TASK DESCRIPTION: Which lines of the data contain the string "level"? Copy every one of them.

RECORDS:
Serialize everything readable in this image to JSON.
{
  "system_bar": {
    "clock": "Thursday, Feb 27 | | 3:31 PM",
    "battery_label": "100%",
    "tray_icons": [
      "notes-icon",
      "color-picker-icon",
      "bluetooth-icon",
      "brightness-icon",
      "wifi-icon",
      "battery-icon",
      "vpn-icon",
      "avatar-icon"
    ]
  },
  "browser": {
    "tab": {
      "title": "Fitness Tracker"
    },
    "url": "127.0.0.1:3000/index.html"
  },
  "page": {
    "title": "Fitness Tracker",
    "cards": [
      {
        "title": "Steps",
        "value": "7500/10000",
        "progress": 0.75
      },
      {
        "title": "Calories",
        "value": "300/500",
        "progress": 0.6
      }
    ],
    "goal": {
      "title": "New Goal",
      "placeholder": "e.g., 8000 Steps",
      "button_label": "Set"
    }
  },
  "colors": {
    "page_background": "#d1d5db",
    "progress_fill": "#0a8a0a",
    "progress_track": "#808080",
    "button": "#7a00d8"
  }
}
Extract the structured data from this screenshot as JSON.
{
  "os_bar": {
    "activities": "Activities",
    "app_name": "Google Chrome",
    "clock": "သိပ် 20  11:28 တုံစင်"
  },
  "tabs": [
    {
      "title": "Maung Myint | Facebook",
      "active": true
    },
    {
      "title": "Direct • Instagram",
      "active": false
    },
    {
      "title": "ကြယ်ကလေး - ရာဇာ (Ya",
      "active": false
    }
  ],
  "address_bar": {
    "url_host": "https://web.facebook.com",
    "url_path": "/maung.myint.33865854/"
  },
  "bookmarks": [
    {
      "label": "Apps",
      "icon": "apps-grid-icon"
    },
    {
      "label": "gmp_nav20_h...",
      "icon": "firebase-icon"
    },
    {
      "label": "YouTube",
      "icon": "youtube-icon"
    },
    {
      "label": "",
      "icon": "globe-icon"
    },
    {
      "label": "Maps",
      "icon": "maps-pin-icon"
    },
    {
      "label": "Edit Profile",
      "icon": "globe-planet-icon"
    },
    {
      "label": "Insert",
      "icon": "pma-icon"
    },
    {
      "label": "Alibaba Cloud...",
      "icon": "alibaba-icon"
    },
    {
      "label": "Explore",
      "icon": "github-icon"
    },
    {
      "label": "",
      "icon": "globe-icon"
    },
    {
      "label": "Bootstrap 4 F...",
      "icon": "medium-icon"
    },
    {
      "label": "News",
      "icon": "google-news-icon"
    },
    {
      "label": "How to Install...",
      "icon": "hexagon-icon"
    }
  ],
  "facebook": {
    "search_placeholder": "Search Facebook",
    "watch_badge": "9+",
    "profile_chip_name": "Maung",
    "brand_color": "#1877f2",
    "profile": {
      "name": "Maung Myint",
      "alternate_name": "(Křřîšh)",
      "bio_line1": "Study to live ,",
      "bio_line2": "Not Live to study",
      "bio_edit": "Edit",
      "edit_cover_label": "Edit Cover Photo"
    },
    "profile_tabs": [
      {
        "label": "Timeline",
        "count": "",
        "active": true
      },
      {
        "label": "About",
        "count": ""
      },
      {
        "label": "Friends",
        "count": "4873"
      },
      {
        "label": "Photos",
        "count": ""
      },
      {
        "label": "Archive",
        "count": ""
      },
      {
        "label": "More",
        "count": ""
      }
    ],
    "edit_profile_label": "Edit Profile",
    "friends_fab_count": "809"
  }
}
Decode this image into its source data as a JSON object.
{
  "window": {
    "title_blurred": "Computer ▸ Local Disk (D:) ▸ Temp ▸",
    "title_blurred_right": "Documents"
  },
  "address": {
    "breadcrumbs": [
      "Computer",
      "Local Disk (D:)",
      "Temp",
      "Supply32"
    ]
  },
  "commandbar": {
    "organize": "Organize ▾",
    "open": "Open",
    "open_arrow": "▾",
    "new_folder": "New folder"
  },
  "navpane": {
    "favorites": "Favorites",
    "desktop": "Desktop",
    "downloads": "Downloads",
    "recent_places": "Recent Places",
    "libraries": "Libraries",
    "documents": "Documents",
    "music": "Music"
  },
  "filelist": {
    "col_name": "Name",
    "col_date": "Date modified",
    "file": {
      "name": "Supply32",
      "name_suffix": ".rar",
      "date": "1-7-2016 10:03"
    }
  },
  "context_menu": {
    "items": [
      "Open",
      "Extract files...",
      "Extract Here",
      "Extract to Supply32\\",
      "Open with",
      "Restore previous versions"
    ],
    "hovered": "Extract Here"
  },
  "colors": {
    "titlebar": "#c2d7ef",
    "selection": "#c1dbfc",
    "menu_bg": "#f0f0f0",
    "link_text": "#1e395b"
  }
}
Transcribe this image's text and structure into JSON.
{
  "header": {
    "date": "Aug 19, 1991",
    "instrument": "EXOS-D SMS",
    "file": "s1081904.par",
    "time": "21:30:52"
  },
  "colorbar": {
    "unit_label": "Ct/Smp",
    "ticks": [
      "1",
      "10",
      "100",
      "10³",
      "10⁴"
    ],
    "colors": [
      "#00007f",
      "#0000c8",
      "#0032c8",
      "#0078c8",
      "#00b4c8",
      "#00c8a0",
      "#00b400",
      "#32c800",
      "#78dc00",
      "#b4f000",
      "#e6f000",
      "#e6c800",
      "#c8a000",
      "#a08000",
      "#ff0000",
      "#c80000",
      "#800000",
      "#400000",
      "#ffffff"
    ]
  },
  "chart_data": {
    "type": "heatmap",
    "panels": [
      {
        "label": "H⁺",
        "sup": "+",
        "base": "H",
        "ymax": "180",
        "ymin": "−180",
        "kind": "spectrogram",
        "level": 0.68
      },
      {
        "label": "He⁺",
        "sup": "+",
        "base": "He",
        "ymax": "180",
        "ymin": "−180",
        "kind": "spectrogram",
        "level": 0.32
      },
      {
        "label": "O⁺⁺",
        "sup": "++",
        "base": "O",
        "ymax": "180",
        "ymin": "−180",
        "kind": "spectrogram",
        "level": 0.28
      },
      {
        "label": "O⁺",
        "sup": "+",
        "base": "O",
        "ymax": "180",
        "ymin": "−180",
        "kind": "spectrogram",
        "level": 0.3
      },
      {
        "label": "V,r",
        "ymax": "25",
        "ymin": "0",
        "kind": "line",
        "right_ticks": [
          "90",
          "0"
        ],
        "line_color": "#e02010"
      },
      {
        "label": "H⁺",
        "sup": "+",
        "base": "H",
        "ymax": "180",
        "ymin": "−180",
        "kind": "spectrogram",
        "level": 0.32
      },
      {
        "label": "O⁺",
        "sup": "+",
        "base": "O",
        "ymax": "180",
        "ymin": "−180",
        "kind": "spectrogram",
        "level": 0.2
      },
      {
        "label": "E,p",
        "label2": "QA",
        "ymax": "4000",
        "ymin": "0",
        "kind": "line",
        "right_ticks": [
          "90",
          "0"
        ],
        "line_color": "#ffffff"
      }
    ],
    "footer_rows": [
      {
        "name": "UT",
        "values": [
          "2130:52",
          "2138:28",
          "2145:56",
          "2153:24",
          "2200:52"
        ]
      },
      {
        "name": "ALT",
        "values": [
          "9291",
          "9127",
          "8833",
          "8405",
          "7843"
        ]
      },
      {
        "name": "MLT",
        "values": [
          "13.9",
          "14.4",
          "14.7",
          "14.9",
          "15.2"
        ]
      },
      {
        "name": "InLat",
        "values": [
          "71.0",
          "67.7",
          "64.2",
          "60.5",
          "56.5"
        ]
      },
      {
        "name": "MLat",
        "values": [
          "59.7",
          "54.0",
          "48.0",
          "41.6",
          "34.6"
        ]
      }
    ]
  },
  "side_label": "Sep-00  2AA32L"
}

RESPONSE TO THIS TASK:
        "level": 0.68
        "level": 0.32
        "level": 0.28
        "level": 0.3
        "level": 0.32
        "level": 0.2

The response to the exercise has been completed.